Interface dataset entries

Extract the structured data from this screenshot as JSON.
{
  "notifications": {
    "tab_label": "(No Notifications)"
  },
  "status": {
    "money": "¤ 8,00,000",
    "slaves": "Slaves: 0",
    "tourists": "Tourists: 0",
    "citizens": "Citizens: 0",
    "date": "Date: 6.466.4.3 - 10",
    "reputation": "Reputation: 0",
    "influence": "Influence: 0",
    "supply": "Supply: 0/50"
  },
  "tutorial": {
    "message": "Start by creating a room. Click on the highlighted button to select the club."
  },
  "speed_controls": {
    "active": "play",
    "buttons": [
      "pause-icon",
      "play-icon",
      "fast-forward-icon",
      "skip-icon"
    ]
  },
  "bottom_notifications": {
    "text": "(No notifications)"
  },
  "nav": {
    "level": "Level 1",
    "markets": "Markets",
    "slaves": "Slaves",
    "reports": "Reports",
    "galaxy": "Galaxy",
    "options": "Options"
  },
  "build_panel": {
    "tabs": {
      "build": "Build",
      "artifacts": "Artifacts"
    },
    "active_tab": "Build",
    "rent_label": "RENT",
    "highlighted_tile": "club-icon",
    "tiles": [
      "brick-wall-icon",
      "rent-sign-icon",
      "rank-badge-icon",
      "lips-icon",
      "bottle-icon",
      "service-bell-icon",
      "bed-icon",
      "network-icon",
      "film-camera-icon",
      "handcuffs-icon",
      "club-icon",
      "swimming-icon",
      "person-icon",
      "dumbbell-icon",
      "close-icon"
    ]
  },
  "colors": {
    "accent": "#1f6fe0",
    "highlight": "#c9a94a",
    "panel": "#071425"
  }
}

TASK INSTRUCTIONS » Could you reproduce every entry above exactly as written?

WRITTEN ANSWER »
Extract the structured data from this screenshot as JSON.
{
  "notifications": {
    "tab_label": "(No Notifications)"
  },
  "status": {
    "money": "¤ 8,00,000",
    "slaves": "Slaves: 0",
    "tourists": "Tourists: 0",
    "citizens": "Citizens: 0",
    "date": "Date: 6.466.4.3 - 10",
    "reputation": "Reputation: 0",
    "influence": "Influence: 0",
    "supply": "Supply: 0/50"
  },
  "tutorial": {
    "message": "Start by creating a room. Click on the highlighted button to select the club."
  },
  "speed_controls": {
    "active": "play",
    "buttons": [
      "pause-icon",
      "play-icon",
      "fast-forward-icon",
      "skip-icon"
    ]
  },
  "bottom_notifications": {
    "text": "(No notifications)"
  },
  "nav": {
    "level": "Level 1",
    "markets": "Markets",
    "slaves": "Slaves",
    "reports": "Reports",
    "galaxy": "Galaxy",
    "options": "Options"
  },
  "build_panel": {
    "tabs": {
      "build": "Build",
      "artifacts": "Artifacts"
    },
    "active_tab": "Build",
    "rent_label": "RENT",
    "highlighted_tile": "club-icon",
    "tiles": [
      "brick-wall-icon",
      "rent-sign-icon",
      "rank-badge-icon",
      "lips-icon",
      "bottle-icon",
      "service-bell-icon",
      "bed-icon",
      "network-icon",
      "film-camera-icon",
      "handcuffs-icon",
      "club-icon",
      "swimming-icon",
      "person-icon",
      "dumbbell-icon",
      "close-icon"
    ]
  },
  "colors": {
    "accent": "#1f6fe0",
    "highlight": "#c9a94a",
    "panel": "#071425"
  }
}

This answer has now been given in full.